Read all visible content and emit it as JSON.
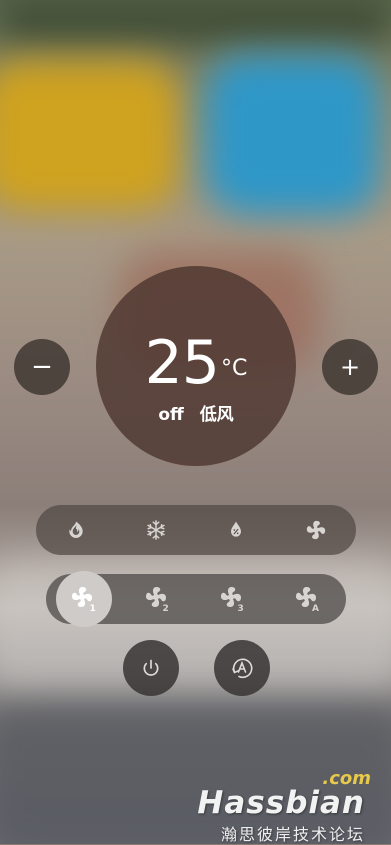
{
  "thermostat": {
    "temperature": "25",
    "unit": "°C",
    "state": "off",
    "fan_speed_label": "低风",
    "decrease_label": "−",
    "increase_label": "+"
  },
  "modes": [
    {
      "icon": "flame-icon"
    },
    {
      "icon": "snowflake-icon"
    },
    {
      "icon": "water-drop-icon"
    },
    {
      "icon": "fan-icon"
    }
  ],
  "fan_speeds": [
    {
      "icon": "fan-icon",
      "badge": "1",
      "active": true
    },
    {
      "icon": "fan-icon",
      "badge": "2",
      "active": false
    },
    {
      "icon": "fan-icon",
      "badge": "3",
      "active": false
    },
    {
      "icon": "fan-icon",
      "badge": "A",
      "active": false
    }
  ],
  "actions": [
    {
      "icon": "power-icon"
    },
    {
      "icon": "auto-mode-icon"
    }
  ],
  "watermark": {
    "domain": ".com",
    "brand": "Hassbian",
    "subtitle": "瀚思彼岸技术论坛"
  },
  "colors": {
    "active_fan_bg": "#cfcbc8",
    "dial_bg": "#503a32",
    "watermark_accent": "#e8c94a"
  }
}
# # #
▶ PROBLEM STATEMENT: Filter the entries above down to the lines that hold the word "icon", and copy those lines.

▶ YOUR SOLUTION:
      "icon": "flame-icon"
      "icon": "snowflake-icon"
      "icon": "water-drop-icon"
      "icon": "fan-icon"
      "icon": "fan-icon",
      "icon": "fan-icon",
      "icon": "fan-icon",
      "icon": "fan-icon",
      "icon": "power-icon"
      "icon": "auto-mode-icon"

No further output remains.